### Input records

· · · · ·

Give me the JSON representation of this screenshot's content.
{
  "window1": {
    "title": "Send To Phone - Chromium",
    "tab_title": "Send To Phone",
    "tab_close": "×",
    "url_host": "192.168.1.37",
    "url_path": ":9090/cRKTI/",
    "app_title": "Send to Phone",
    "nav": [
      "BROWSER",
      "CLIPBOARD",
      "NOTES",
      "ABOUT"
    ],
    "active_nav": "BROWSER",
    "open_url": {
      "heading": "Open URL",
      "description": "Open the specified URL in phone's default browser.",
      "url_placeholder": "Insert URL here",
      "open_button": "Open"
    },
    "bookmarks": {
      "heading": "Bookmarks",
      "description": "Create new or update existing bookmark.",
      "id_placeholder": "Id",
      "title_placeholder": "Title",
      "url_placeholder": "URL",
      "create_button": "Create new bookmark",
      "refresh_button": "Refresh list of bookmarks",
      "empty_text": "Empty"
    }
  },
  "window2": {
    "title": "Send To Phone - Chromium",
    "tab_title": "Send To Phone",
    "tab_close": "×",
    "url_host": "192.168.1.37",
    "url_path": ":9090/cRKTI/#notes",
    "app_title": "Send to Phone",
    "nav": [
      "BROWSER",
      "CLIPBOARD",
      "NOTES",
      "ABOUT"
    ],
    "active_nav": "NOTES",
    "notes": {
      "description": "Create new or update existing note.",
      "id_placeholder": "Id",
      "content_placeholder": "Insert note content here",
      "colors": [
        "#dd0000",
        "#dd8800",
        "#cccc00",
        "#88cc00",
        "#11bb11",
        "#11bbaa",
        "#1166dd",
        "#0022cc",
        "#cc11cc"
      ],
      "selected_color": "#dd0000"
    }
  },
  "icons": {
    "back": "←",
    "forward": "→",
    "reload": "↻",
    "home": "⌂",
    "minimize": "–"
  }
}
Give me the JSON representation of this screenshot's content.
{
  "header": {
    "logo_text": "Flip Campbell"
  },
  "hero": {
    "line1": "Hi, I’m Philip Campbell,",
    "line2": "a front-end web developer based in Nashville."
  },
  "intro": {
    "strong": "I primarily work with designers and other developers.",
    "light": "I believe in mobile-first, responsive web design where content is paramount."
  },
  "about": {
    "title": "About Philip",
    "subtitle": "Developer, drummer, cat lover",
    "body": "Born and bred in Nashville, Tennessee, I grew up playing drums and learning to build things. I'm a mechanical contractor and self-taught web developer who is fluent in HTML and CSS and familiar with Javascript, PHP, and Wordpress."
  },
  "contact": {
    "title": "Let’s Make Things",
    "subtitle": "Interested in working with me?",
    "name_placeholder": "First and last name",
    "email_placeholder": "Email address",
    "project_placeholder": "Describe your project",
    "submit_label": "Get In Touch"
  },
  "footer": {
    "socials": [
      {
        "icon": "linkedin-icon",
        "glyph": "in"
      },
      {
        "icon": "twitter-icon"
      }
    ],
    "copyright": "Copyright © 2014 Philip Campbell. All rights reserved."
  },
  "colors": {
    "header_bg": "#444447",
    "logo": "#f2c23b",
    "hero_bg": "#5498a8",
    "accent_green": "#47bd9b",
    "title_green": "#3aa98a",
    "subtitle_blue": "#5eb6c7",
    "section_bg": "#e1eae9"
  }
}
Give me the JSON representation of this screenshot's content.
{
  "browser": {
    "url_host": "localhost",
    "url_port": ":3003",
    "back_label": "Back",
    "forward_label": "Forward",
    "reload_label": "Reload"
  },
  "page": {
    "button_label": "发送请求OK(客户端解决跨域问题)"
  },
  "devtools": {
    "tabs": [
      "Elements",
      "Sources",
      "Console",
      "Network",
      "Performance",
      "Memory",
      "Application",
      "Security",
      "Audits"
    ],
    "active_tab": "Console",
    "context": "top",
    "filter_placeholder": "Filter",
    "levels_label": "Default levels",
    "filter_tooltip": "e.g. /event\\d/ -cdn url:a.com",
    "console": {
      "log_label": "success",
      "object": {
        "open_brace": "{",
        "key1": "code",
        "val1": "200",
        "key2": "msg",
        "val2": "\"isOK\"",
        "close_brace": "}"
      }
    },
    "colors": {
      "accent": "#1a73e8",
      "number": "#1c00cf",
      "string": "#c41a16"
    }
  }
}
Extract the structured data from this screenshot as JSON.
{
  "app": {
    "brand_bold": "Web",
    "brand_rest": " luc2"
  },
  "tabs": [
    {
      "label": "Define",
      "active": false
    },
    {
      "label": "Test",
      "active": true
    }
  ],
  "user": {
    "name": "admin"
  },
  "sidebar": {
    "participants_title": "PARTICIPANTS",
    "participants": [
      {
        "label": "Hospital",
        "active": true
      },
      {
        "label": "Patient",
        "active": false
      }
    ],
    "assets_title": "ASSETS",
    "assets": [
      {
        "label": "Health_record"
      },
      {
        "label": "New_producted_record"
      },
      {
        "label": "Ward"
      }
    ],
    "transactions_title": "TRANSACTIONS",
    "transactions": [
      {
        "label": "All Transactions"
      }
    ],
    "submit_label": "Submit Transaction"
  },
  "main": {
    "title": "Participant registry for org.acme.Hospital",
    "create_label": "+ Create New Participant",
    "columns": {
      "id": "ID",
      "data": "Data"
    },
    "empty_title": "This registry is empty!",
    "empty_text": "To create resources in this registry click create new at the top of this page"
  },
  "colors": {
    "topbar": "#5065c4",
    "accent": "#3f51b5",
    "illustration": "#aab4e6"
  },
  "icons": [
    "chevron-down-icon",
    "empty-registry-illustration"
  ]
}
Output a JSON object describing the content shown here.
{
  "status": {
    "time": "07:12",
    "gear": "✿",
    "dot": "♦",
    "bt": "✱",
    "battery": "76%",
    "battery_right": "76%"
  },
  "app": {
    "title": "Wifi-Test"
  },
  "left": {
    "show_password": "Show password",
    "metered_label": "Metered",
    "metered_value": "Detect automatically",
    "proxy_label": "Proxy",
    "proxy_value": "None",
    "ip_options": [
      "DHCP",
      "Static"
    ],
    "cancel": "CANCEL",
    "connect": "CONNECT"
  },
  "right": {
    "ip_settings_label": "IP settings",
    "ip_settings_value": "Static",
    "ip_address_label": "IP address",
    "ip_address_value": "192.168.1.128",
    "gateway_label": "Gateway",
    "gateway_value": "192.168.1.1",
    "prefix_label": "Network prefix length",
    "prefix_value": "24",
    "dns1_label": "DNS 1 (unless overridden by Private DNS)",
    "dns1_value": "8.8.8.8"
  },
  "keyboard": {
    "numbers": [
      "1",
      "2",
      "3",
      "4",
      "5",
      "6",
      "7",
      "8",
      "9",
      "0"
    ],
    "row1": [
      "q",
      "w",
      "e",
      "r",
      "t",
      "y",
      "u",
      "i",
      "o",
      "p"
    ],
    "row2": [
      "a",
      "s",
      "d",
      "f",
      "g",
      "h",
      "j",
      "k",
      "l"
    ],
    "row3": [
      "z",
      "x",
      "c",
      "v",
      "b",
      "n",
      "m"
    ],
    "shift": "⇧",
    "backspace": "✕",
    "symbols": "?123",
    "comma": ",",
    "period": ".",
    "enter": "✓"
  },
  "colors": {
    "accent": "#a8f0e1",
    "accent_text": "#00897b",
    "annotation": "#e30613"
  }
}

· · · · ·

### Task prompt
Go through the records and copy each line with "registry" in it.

### Output of the task
    "title": "Participant registry for org.acme.Hospital",
    "empty_title": "This registry is empty!",
    "empty_text": "To create resources in this registry click create new at the top of this page"
    "empty-registry-illustration"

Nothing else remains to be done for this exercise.